(Dataset entries)
BEGIN
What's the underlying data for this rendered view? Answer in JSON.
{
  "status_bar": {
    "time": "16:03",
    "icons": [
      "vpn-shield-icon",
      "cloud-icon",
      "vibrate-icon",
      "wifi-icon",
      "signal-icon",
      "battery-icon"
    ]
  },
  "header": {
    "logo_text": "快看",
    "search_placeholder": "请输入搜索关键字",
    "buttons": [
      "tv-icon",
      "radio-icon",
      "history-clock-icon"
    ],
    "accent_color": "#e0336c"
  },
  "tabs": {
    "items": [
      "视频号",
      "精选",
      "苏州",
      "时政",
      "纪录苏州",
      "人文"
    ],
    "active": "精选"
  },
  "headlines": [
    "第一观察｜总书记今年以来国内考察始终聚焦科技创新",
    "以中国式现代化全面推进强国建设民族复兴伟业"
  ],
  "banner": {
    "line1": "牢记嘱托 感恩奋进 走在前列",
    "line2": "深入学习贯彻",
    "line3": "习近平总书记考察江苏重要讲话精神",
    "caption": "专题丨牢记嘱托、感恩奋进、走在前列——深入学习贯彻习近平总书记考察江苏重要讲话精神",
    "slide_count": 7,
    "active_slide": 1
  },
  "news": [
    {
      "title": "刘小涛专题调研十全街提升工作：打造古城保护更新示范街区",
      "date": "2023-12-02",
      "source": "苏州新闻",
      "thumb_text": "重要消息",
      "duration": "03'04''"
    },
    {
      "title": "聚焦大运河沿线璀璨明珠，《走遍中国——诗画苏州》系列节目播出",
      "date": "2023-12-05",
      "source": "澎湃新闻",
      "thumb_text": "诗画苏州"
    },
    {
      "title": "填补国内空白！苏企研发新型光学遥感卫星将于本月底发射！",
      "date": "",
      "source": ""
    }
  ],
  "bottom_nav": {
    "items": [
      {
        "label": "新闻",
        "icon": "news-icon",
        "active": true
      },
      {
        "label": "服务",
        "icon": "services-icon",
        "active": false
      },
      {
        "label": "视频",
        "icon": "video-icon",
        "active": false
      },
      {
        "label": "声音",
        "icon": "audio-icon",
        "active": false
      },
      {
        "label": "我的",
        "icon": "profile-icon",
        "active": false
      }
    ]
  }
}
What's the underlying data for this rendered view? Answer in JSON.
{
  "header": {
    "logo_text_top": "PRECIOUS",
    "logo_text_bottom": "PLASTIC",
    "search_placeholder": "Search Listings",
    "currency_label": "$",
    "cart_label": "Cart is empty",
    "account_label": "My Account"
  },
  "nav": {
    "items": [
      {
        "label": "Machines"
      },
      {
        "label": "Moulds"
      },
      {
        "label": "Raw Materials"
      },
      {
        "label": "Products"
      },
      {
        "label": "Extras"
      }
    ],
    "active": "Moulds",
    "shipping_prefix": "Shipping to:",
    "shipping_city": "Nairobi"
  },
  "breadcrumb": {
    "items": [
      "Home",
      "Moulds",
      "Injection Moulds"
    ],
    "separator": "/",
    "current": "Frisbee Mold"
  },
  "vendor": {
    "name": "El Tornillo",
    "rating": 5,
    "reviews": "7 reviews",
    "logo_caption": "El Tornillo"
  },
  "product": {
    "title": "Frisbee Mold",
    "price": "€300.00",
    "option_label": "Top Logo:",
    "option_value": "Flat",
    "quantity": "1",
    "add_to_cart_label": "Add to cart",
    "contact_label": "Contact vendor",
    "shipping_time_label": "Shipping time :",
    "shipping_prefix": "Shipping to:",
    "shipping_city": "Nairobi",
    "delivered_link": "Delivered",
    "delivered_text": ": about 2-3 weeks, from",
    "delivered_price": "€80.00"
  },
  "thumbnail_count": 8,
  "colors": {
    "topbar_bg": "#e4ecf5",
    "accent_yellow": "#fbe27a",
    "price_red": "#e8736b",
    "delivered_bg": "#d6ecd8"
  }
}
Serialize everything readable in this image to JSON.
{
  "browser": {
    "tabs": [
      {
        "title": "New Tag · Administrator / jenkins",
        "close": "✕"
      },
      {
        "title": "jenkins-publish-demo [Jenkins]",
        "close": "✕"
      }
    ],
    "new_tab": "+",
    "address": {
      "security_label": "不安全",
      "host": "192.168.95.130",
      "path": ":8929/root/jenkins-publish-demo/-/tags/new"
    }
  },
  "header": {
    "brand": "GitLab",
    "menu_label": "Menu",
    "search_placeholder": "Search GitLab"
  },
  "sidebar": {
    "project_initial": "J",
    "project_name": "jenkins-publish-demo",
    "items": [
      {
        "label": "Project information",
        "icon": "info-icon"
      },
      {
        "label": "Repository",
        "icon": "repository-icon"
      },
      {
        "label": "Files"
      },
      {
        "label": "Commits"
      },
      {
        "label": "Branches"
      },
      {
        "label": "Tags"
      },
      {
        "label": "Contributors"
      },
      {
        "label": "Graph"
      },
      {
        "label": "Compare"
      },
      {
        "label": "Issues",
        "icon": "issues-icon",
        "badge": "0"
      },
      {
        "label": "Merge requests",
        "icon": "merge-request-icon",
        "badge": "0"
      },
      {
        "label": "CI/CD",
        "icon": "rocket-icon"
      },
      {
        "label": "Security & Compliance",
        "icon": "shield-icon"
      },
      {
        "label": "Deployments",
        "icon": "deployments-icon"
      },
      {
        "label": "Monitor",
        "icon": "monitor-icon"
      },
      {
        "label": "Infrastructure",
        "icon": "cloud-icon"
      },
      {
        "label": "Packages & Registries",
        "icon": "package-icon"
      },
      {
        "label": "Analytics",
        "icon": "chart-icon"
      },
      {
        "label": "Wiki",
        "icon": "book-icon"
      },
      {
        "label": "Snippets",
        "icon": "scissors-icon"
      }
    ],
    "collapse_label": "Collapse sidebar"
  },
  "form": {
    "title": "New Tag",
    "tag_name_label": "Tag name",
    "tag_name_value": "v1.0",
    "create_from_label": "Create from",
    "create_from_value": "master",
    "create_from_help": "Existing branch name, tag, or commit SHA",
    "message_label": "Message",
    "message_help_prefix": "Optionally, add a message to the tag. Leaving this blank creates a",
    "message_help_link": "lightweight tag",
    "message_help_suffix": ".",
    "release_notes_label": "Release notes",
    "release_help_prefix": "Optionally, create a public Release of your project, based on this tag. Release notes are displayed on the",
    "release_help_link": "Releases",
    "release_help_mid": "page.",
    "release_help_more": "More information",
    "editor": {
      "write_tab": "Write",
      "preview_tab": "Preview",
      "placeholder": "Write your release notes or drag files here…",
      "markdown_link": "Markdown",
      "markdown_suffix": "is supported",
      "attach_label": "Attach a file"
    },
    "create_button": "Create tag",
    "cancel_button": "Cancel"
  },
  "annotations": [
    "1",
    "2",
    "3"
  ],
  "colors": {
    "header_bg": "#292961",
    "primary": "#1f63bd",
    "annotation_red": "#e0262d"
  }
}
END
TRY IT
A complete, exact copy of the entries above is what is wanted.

FINAL ANSWER
What's the underlying data for this rendered view? Answer in JSON.
{
  "status_bar": {
    "time": "16:03",
    "icons": [
      "vpn-shield-icon",
      "cloud-icon",
      "vibrate-icon",
      "wifi-icon",
      "signal-icon",
      "battery-icon"
    ]
  },
  "header": {
    "logo_text": "快看",
    "search_placeholder": "请输入搜索关键字",
    "buttons": [
      "tv-icon",
      "radio-icon",
      "history-clock-icon"
    ],
    "accent_color": "#e0336c"
  },
  "tabs": {
    "items": [
      "视频号",
      "精选",
      "苏州",
      "时政",
      "纪录苏州",
      "人文"
    ],
    "active": "精选"
  },
  "headlines": [
    "第一观察｜总书记今年以来国内考察始终聚焦科技创新",
    "以中国式现代化全面推进强国建设民族复兴伟业"
  ],
  "banner": {
    "line1": "牢记嘱托 感恩奋进 走在前列",
    "line2": "深入学习贯彻",
    "line3": "习近平总书记考察江苏重要讲话精神",
    "caption": "专题丨牢记嘱托、感恩奋进、走在前列——深入学习贯彻习近平总书记考察江苏重要讲话精神",
    "slide_count": 7,
    "active_slide": 1
  },
  "news": [
    {
      "title": "刘小涛专题调研十全街提升工作：打造古城保护更新示范街区",
      "date": "2023-12-02",
      "source": "苏州新闻",
      "thumb_text": "重要消息",
      "duration": "03'04''"
    },
    {
      "title": "聚焦大运河沿线璀璨明珠，《走遍中国——诗画苏州》系列节目播出",
      "date": "2023-12-05",
      "source": "澎湃新闻",
      "thumb_text": "诗画苏州"
    },
    {
      "title": "填补国内空白！苏企研发新型光学遥感卫星将于本月底发射！",
      "date": "",
      "source": ""
    }
  ],
  "bottom_nav": {
    "items": [
      {
        "label": "新闻",
        "icon": "news-icon",
        "active": true
      },
      {
        "label": "服务",
        "icon": "services-icon",
        "active": false
      },
      {
        "label": "视频",
        "icon": "video-icon",
        "active": false
      },
      {
        "label": "声音",
        "icon": "audio-icon",
        "active": false
      },
      {
        "label": "我的",
        "icon": "profile-icon",
        "active": false
      }
    ]
  }
}
What's the underlying data for this rendered view? Answer in JSON.
{
  "header": {
    "logo_text_top": "PRECIOUS",
    "logo_text_bottom": "PLASTIC",
    "search_placeholder": "Search Listings",
    "currency_label": "$",
    "cart_label": "Cart is empty",
    "account_label": "My Account"
  },
  "nav": {
    "items": [
      {
        "label": "Machines"
      },
      {
        "label": "Moulds"
      },
      {
        "label": "Raw Materials"
      },
      {
        "label": "Products"
      },
      {
        "label": "Extras"
      }
    ],
    "active": "Moulds",
    "shipping_prefix": "Shipping to:",
    "shipping_city": "Nairobi"
  },
  "breadcrumb": {
    "items": [
      "Home",
      "Moulds",
      "Injection Moulds"
    ],
    "separator": "/",
    "current": "Frisbee Mold"
  },
  "vendor": {
    "name": "El Tornillo",
    "rating": 5,
    "reviews": "7 reviews",
    "logo_caption": "El Tornillo"
  },
  "product": {
    "title": "Frisbee Mold",
    "price": "€300.00",
    "option_label": "Top Logo:",
    "option_value": "Flat",
    "quantity": "1",
    "add_to_cart_label": "Add to cart",
    "contact_label": "Contact vendor",
    "shipping_time_label": "Shipping time :",
    "shipping_prefix": "Shipping to:",
    "shipping_city": "Nairobi",
    "delivered_link": "Delivered",
    "delivered_text": ": about 2-3 weeks, from",
    "delivered_price": "€80.00"
  },
  "thumbnail_count": 8,
  "colors": {
    "topbar_bg": "#e4ecf5",
    "accent_yellow": "#fbe27a",
    "price_red": "#e8736b",
    "delivered_bg": "#d6ecd8"
  }
}
Serialize everything readable in this image to JSON.
{
  "browser": {
    "tabs": [
      {
        "title": "New Tag · Administrator / jenkins",
        "close": "✕"
      },
      {
        "title": "jenkins-publish-demo [Jenkins]",
        "close": "✕"
      }
    ],
    "new_tab": "+",
    "address": {
      "security_label": "不安全",
      "host": "192.168.95.130",
      "path": ":8929/root/jenkins-publish-demo/-/tags/new"
    }
  },
  "header": {
    "brand": "GitLab",
    "menu_label": "Menu",
    "search_placeholder": "Search GitLab"
  },
  "sidebar": {
    "project_initial": "J",
    "project_name": "jenkins-publish-demo",
    "items": [
      {
        "label": "Project information",
        "icon": "info-icon"
      },
      {
        "label": "Repository",
        "icon": "repository-icon"
      },
      {
        "label": "Files"
      },
      {
        "label": "Commits"
      },
      {
        "label": "Branches"
      },
      {
        "label": "Tags"
      },
      {
        "label": "Contributors"
      },
      {
        "label": "Graph"
      },
      {
        "label": "Compare"
      },
      {
        "label": "Issues",
        "icon": "issues-icon",
        "badge": "0"
      },
      {
        "label": "Merge requests",
        "icon": "merge-request-icon",
        "badge": "0"
      },
      {
        "label": "CI/CD",
        "icon": "rocket-icon"
      },
      {
        "label": "Security & Compliance",
        "icon": "shield-icon"
      },
      {
        "label": "Deployments",
        "icon": "deployments-icon"
      },
      {
        "label": "Monitor",
        "icon": "monitor-icon"
      },
      {
        "label": "Infrastructure",
        "icon": "cloud-icon"
      },
      {
        "label": "Packages & Registries",
        "icon": "package-icon"
      },
      {
        "label": "Analytics",
        "icon": "chart-icon"
      },
      {
        "label": "Wiki",
        "icon": "book-icon"
      },
      {
        "label": "Snippets",
        "icon": "scissors-icon"
      }
    ],
    "collapse_label": "Collapse sidebar"
  },
  "form": {
    "title": "New Tag",
    "tag_name_label": "Tag name",
    "tag_name_value": "v1.0",
    "create_from_label": "Create from",
    "create_from_value": "master",
    "create_from_help": "Existing branch name, tag, or commit SHA",
    "message_label": "Message",
    "message_help_prefix": "Optionally, add a message to the tag. Leaving this blank creates a",
    "message_help_link": "lightweight tag",
    "message_help_suffix": ".",
    "release_notes_label": "Release notes",
    "release_help_prefix": "Optionally, create a public Release of your project, based on this tag. Release notes are displayed on the",
    "release_help_link": "Releases",
    "release_help_mid": "page.",
    "release_help_more": "More information",
    "editor": {
      "write_tab": "Write",
      "preview_tab": "Preview",
      "placeholder": "Write your release notes or drag files here…",
      "markdown_link": "Markdown",
      "markdown_suffix": "is supported",
      "attach_label": "Attach a file"
    },
    "create_button": "Create tag",
    "cancel_button": "Cancel"
  },
  "annotations": [
    "1",
    "2",
    "3"
  ],
  "colors": {
    "header_bg": "#292961",
    "primary": "#1f63bd",
    "annotation_red": "#e0262d"
  }
}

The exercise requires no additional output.